The parties have different plans for the pressing question of judicial independence in Turkey
● Reform the Constitutional Court
● Introduce different categories of prison for use before and after a conviction.(p17-18)
Turkey face soaring interest rates and a tumbling lira against the US dollar. Here’s how the parties want to manage that.
The parties have competing proposals to help the millions burdened by credit card and bank loan debt.
A feature of Turkish elections for decades, the bane of established and Kurdish parties and a boon for larger populist movements. But do the parties want it to stay?
The Yüksek Seçim Kurulu (YSK) is the body responsible for planning, running and scrutinising Turkey’s elections. Some parties think it needs reform.
Some parties have pledged to allow Turkish expatriates to elect MPs to represent their interests in the future
Turkey’s east and southeastern region, predominantly populated by Kurds, is far poorer and less developed than the rest of the country.

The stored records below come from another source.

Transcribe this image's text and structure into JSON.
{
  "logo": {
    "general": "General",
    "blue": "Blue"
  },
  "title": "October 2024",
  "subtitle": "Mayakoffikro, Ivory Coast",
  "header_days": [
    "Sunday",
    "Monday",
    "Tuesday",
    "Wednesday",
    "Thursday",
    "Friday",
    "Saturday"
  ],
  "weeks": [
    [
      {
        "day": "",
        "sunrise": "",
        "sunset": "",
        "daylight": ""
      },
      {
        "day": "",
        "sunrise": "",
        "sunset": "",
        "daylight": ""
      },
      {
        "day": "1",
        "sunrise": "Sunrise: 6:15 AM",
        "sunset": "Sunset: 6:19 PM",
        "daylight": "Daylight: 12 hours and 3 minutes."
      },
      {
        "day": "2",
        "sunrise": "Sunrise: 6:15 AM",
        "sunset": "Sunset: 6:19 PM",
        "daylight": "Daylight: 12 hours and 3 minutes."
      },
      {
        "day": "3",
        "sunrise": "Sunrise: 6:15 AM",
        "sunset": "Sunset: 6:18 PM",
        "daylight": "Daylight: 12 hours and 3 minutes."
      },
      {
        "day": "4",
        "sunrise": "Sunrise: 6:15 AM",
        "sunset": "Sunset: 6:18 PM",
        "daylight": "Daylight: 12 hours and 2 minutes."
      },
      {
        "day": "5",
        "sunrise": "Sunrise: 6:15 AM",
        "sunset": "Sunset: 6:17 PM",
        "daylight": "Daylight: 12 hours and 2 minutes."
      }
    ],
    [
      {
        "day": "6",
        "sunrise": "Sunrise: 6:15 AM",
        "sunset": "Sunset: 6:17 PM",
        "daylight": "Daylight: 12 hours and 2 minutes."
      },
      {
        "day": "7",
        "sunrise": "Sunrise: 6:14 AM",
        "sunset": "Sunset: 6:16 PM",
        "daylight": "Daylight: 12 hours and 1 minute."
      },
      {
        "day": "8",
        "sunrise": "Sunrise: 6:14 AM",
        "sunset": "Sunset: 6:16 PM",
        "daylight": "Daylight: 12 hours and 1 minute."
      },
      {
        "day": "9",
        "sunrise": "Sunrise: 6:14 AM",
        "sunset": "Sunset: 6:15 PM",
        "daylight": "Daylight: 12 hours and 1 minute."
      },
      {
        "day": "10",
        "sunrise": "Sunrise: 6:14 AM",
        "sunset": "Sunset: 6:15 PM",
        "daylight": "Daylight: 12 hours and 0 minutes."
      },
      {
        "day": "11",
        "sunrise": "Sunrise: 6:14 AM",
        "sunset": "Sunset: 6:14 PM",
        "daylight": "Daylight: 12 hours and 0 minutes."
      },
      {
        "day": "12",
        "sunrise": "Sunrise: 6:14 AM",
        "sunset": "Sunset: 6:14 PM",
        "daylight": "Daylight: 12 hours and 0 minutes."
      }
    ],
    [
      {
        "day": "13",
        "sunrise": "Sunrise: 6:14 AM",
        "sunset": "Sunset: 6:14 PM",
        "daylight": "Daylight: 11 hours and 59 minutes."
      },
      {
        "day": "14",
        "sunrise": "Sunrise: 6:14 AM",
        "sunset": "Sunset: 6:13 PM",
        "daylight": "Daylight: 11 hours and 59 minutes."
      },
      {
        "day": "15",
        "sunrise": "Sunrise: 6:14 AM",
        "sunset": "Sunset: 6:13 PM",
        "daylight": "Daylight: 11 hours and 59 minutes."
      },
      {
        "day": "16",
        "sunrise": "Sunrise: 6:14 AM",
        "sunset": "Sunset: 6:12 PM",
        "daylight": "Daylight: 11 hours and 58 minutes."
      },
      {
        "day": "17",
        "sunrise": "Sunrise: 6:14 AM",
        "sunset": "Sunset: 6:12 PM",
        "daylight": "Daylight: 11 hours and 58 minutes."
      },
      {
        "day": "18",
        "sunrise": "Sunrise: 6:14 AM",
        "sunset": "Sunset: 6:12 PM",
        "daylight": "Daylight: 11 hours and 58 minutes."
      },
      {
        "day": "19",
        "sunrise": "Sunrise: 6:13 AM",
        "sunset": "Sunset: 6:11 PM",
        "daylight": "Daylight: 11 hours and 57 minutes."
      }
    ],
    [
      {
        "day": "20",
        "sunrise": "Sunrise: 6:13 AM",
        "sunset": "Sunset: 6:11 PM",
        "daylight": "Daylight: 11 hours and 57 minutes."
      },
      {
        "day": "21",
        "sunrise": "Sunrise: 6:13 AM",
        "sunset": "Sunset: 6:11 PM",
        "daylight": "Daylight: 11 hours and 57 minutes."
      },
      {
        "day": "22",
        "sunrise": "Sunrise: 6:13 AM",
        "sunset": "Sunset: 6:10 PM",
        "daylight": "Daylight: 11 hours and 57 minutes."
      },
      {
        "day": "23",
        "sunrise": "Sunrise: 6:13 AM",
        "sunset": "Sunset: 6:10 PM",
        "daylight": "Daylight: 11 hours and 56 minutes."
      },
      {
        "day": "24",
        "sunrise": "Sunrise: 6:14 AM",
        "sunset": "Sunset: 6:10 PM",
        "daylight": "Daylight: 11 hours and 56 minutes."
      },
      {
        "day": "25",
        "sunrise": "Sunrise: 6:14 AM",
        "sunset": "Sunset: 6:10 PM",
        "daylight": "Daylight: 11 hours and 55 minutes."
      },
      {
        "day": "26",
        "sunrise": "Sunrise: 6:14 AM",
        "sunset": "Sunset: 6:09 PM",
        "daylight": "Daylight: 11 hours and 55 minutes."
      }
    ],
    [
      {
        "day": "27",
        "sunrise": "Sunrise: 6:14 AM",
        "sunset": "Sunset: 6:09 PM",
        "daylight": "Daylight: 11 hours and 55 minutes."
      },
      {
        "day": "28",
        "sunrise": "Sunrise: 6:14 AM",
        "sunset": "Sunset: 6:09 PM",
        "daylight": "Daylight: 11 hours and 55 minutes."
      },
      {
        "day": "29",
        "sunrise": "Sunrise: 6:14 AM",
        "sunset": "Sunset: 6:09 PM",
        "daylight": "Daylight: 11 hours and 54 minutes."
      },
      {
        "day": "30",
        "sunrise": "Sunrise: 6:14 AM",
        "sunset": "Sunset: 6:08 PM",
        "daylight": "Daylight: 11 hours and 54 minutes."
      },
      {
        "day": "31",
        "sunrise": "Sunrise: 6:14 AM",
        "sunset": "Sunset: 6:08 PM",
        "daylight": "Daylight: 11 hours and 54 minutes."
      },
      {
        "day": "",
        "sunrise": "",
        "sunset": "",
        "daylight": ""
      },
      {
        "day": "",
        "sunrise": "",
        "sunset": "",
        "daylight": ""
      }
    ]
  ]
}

The parties differ on how to fix this – and on whether the inhabitants should be called Kurds at all.
Universities in Turkey are highly centralised with Yükseköğretim Kurulu (YÖK) retaining sweeping powers, including control of faculties and classes. Some parties think it needs reform.
Last modified: Thursday 14 June 2018